Please use this with caution, however, since it may adversely affect the performance of your form (since this statement will essentially cause the entire form to be re-rendered every time a column is added/removed). That’s why I check the version of Acrobat that’s rendering the form in my sample so that I know whether I need to apply the workaround or not.

The other workaround is simply to use Acrobat 8.0 to render the form (save is as an “Acrobat 7.0.5 Dynamic PDF Form” but open it in Acrobat 8.0). Acrobat 8.0 now properly renders all instances as they get added or removed.


Please refer to the Bug List for updated information on the version(s) affected by this bug as well as if and when it was/will be fixed.

Posted by Stefan Cameron on October 28th, 2006
Filed under Acrobat,Bugs,Instance Manager,Scripting,Tables,Tutorials

Image Field Z-Order Problems


If you’ve ever tried to use an image field’s contents (an image) as the background for a form and wanted to let the user change it at run-time, you’ve probably run into problems if you had placed objects on top of this image field. The most common result is the image field’s contents always appears on top of all other fields which are technically higher in z-order (“in front” in the hierarchy) than the image field.
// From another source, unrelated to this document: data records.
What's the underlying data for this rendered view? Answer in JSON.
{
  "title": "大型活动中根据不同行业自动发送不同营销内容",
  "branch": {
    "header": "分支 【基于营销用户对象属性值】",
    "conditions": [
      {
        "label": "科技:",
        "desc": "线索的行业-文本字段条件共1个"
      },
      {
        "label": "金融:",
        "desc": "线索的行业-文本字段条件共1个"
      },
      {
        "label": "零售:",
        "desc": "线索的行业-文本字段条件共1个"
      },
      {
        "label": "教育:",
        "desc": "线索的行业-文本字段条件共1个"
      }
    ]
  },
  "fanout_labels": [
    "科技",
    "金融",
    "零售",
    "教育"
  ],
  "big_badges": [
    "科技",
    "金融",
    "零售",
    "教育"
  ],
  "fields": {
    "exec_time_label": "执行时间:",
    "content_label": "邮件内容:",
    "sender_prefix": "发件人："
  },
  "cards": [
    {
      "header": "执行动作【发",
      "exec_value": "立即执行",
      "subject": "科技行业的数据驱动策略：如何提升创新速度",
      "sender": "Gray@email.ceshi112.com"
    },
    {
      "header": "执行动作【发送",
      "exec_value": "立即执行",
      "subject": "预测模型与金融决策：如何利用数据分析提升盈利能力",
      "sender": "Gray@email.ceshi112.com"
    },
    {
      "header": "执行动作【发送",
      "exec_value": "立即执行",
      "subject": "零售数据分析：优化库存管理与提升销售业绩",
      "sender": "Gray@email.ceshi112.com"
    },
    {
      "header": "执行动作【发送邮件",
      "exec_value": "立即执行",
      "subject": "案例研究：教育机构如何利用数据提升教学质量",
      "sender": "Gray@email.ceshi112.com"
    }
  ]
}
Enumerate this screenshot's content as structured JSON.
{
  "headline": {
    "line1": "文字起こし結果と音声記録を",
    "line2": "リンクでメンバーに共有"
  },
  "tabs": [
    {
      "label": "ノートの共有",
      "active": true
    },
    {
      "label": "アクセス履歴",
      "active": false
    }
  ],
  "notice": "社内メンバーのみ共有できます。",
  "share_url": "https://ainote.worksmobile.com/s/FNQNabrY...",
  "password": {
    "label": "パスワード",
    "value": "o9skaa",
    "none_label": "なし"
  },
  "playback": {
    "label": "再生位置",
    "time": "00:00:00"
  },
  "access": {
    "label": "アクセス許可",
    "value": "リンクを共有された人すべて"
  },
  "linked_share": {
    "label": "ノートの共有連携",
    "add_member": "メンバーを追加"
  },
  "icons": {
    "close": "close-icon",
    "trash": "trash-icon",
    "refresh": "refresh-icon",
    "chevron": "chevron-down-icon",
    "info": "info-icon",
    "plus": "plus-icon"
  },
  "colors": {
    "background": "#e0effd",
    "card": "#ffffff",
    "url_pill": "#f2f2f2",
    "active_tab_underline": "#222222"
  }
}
While this may seem like buggy behaviour, it’s not technically a bug and I’ll try to explain why it isn’t.

The behavior occurs because of the way image fields are translated from XFA objects to AcroForm objects when your form is saved as a PDF and rendered in Acrobat.

The PDF format has a definition for what is called an Annotation object which represents essentially all the “extra” stuff you can add to PDF documents such as comments, stamps, highlighting, etc. When it comes to image fields, their contents is actually an Annotation in the PDF layer as opposed to contents in the XFA layer. Since the PDF layer is above the XFA layer, Annotations can’t be placed behind objects on the XFA layer — hence why the contents of an image field is always displayed above any objects that may be “in front” of it in the XFA hierarchy (z-order).


Unfortunately, there aren’t any workarounds to this problem if you want users to pick the image field’s contents at run-time (in Acrobat) or if you specifically need to use an image field object.

If you are able to restrict the possibilities to a known set of images that you can store in the form at design-time (in Designer), however, then you could embed all the images in separate read-only image objects (note that this is a static image object — not an image field object) and then change their presence attribute (make one visible and all the others invisible) when the user performs an action that would’ve let them change the background image.

Since static image objects (as opposed to image field objects) render their contents in the XFA layer at the moment the form is rendered in Acrobat, their contents appears “behind” all the other objects, as is desired in this case.


Please refer to the Bug List for updated information on the version(s) affected by this bug as well as if and when it was/will be fixed.

Posted by Stefan Cameron on October 4th, 2006
Filed under Acrobat,Bugs